It was the historic moment that gripped the entire world and created a beacon of light in an otherwise devastating year: Joe Biden and Kamala Harris beat Donald Trump in the 2020 US election.
The election of Kamala Harris was especially significant. Not only the first woman to hold the position of Vice President, she also became the country’s first culturally diverse female leader. For women and girls of mixed heritage the world over, Harris’s moment signified a moment for each of us. It was a considerable step forward into a more equal and inclusive norm.
Unfortunately, this huge and historic win was trivialised beyond measure by the latest edition of Vogue.
The iconic fashion magazine has been responding to online accusations this week of whitewashing, after releasing its February cover featuring VP Harris.
In it, the political powerhouse is shot in lighting that dulls the colour of her skin and portrays her wearing casual slacks and Converse trainers, despite her advisors requesting that a more formal image of her wearing a Michael Kors suit be selected instead.
Whether this was a deliberate move by producers or simply a way to make it fit within their design, it doesn’t really matter.
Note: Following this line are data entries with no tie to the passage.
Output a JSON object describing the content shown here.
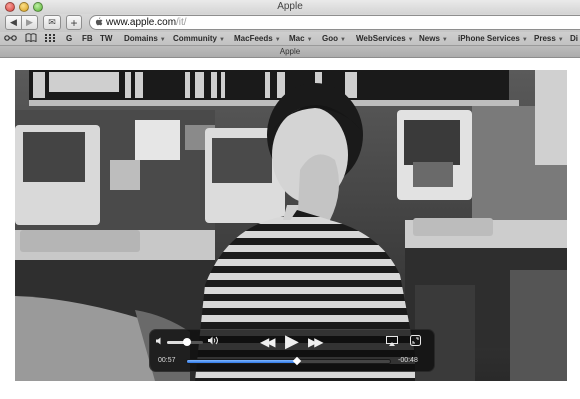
{
  "window": {
    "title": "Apple"
  },
  "toolbar": {
    "back_icon": "back-arrow-icon",
    "forward_icon": "forward-arrow-icon",
    "back_glyph": "◀",
    "forward_glyph": "▶",
    "mail_glyph": "✉",
    "new_tab_glyph": "+",
    "url_host": "www.apple.com",
    "url_path": "/it/"
  },
  "bookmarks": {
    "items": [
      {
        "label": "G"
      },
      {
        "label": "FB"
      },
      {
        "label": "TW"
      },
      {
        "label": "Domains",
        "menu": true
      },
      {
        "label": "Community",
        "menu": true
      },
      {
        "label": "MacFeeds",
        "menu": true
      },
      {
        "label": "Mac",
        "menu": true
      },
      {
        "label": "Goo",
        "menu": true
      },
      {
        "label": "WebServices",
        "menu": true
      },
      {
        "label": "News",
        "menu": true
      },
      {
        "label": "iPhone Services",
        "menu": true
      },
      {
        "label": "Press",
        "menu": true
      },
      {
        "label": "Di"
      }
    ],
    "arrow": "▼"
  },
  "tab": {
    "label": "Apple"
  },
  "player": {
    "elapsed": "00:57",
    "remaining": "-00:48",
    "progress": 0.54,
    "buffered": 0.72,
    "volume": 0.55,
    "rewind_glyph": "◀◀",
    "play_glyph": "▶",
    "forward_glyph": "▶▶"
  }
}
It was laughably tone deaf and a wasted opportunity to create something poignant and meaningful.
It did a disservice to Kamala Harris but also the millions of girls and women globally who are regularly fed this kind of subliminal messaging: “It’s okay to be a person of colour, but only if it fits squarely within a white paradigm”.
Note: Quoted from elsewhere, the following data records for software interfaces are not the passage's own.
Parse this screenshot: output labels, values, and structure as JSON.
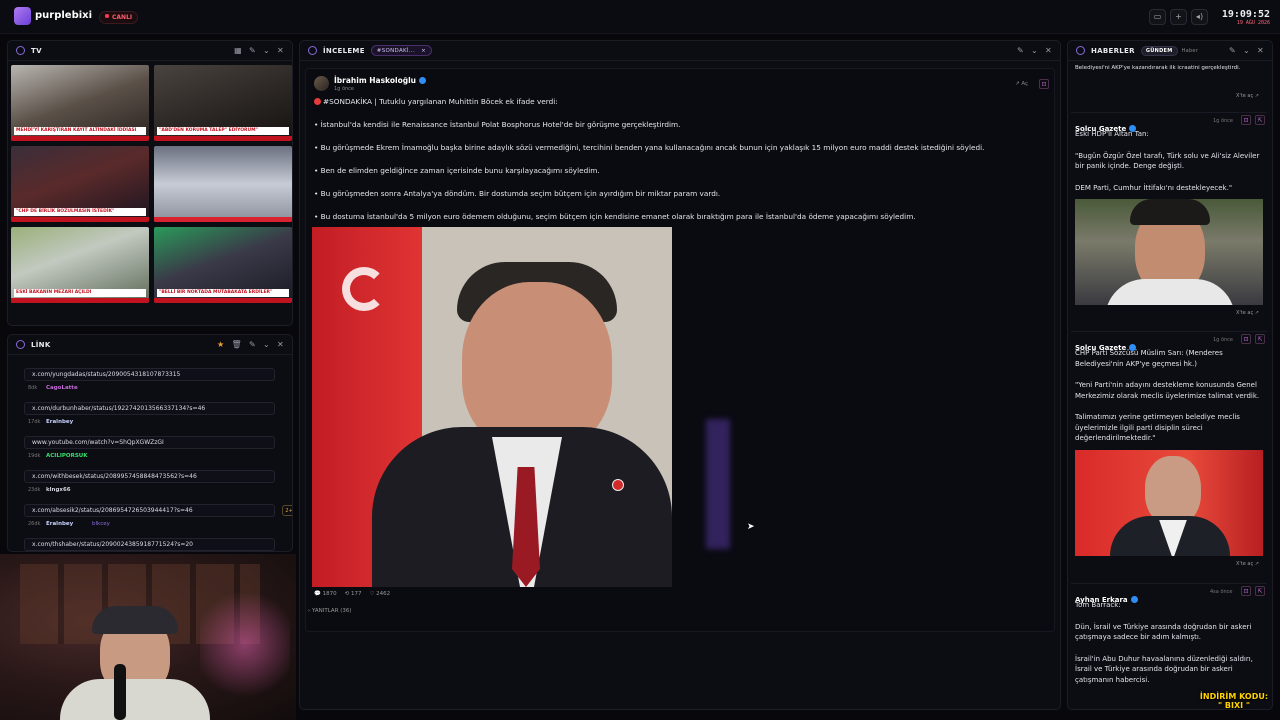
{
  "topbar": {
    "logo": "purplebixi",
    "live": "CANLI",
    "clock": "19:09:52",
    "date": "19 AĞU 2026"
  },
  "tv": {
    "title": "TV",
    "tiles": [
      {
        "caption": "MEHDİ'Yİ KARIŞTIRAN KAYIT ALTINDAKİ İDDİASI"
      },
      {
        "caption": "\"ABD'DEN KORUMA TALEP\" EDİYORUM\""
      },
      {
        "caption": "\"CHP DE BİRLİK BOZULMASIN İSTEDİK\""
      },
      {
        "caption": ""
      },
      {
        "caption": "ESKİ BAKANIN MEZARI AÇILDI"
      },
      {
        "caption": "\"BELLİ BİR NOKTADA MUTABAKATA ERDİLER\""
      }
    ]
  },
  "link": {
    "title": "LİNK",
    "items": [
      {
        "url": "x.com/yungdadas/status/2090054318107873315",
        "age": "8dk",
        "user": "CagoLatte",
        "user_color": "#c46ad6",
        "extra": "",
        "badge": ""
      },
      {
        "url": "x.com/durbunhaber/status/1922742013566337134?s=46",
        "age": "17dk",
        "user": "Eralnbey",
        "user_color": "#c9d3ff",
        "extra": "",
        "badge": ""
      },
      {
        "url": "www.youtube.com/watch?v=ShQpXGWZzGI",
        "age": "19dk",
        "user": "ACILIPORSUK",
        "user_color": "#38e06b",
        "extra": "",
        "badge": ""
      },
      {
        "url": "x.com/withbesek/status/2089957458848473562?s=46",
        "age": "23dk",
        "user": "klngx66",
        "user_color": "#d6d6e0",
        "extra": "",
        "badge": ""
      },
      {
        "url": "x.com/absesik2/status/2086954726503944417?s=46",
        "age": "26dk",
        "user": "Eralnbey",
        "user_color": "#c9d3ff",
        "extra": "blkcey",
        "badge": "2+"
      },
      {
        "url": "x.com/thshaber/status/2090024385918771524?s=20",
        "age": "",
        "user": "",
        "user_color": "#d6d6e0",
        "extra": "",
        "badge": ""
      }
    ]
  },
  "inceleme": {
    "title": "İNCELEME",
    "tab": "#SONDAKİ...",
    "author": "İbrahim Haskoloğlu",
    "time": "1g önce",
    "open": "Aç",
    "lines": [
      "#SONDAKİKA | Tutuklu yargılanan Muhittin Böcek ek ifade verdi:",
      "• İstanbul'da kendisi ile Renaissance İstanbul Polat Bosphorus Hotel'de bir görüşme gerçekleştirdim.",
      "• Bu görüşmede Ekrem İmamoğlu başka birine adaylık sözü vermediğini, tercihini benden yana kullanacağını ancak bunun için yaklaşık 15 milyon euro maddi destek istediğini söyledi.",
      "• Ben de elimden geldiğince zaman içerisinde bunu karşılayacağımı söyledim.",
      "• Bu görüşmeden sonra Antalya'ya döndüm. Bir dostumda seçim bütçem için ayırdığım bir miktar param vardı.",
      "• Bu dostuma İstanbul'da 5 milyon euro ödemem olduğunu, seçim bütçem için kendisine emanet olarak bıraktığım para ile İstanbul'da ödeme yapacağımı söyledim."
    ],
    "replies": "1870",
    "reposts": "177",
    "likes": "2462",
    "thread": "YANITLAR (36)"
  },
  "news": {
    "title": "HABERLER",
    "tabs": [
      "GÜNDEM",
      "Haber"
    ],
    "open_label": "X'te aç",
    "top_text": "Belediyesi'ni AKP'ye kazandırarak ilk icraatini gerçekleştirdi.",
    "items": [
      {
        "source": "Solcu Gazete",
        "time": "1g önce",
        "body": [
          "Eski HDP'li Altan Tan:",
          "",
          "\"Bugün Özgür Özel tarafı, Türk solu ve Ali'siz Aleviler bir panik içinde. Denge değişti.",
          "",
          "DEM Parti, Cumhur İttifakı'nı destekleyecek.\""
        ]
      },
      {
        "source": "Solcu Gazete",
        "time": "1g önce",
        "body": [
          "CHP Parti Sözcüsü Müslim Sarı: (Menderes Belediyesi'nin AKP'ye geçmesi hk.)",
          "",
          "\"Yeni Parti'nin adayını destekleme konusunda Genel Merkezimiz olarak meclis üyelerimize talimat verdik.",
          "",
          "Talimatımızı yerine getirmeyen belediye meclis üyelerimizle ilgili parti disiplin süreci değerlendirilmektedir.\""
        ]
      },
      {
        "source": "Ayhan Erkara",
        "time": "4sa önce",
        "body": [
          "Tom Barrack:",
          "",
          "Dün, İsrail ve Türkiye arasında doğrudan bir askeri çatışmaya sadece bir adım kalmıştı.",
          "",
          "İsrail'in Abu Duhur havaalanına düzenlediği saldırı, İsrail ve Türkiye arasında doğrudan bir askeri çatışmanın habercisi."
        ]
      }
    ]
  },
  "promo": {
    "line1": "İNDİRİM KODU:",
    "line2": "\" BIXI \""
  },
  "colors": {
    "accent": "#8a6bde",
    "live": "#ff3b4f",
    "verified": "#2f8ef5",
    "promo": "#ffd400"
  }
}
Editor-in-chief Anna Wintour, spoke today about the controversy telling the New York Times that, “Obviously we have heard and understood the reaction to the print cover and I just want to reiterate that it was absolutely not our intention to, in any way, diminish the importance of the vice-president-elect’s incredible victory.”
Robin Givhan, fashion critic at the Washington Post, wrote that the image “did not give Kamala Harris due respect. It was overly familiar … Vogue overstepped. It got too chummy too fast.”
Wintour denied that Vogue’s producers had deliberately ignored the requests of Harris’s reps by choosing the more casual shot for the cover.
“There was no formal agreement about what the choice of the cover would be,” she said. “And when the two images arrived at Vogue, all of us felt very, very strongly that the less formal portrait of the vice-president-elect really reflected the moment that we were living in.”
She added that she felt the picture was “very, very accessible and approachable and real”.
There’s not a helluva lot of “real” in lightening the colour of a person’s skin however.
It’s not the first time Wintour and Vogue have come under fire for whitewashing. In August last year, the magazine was accused of lightening the skin of cover star Simone Biles. And in June, Beverly Johnson, the first black model to appear on the cover of Vogue, criticised Wintour’s apology for not elevating black staff members or focusing adequately on inclusion.
This latest decision shows that Vogue, a once powerful and ground-breaking publication, has lost touch with the everyday woman.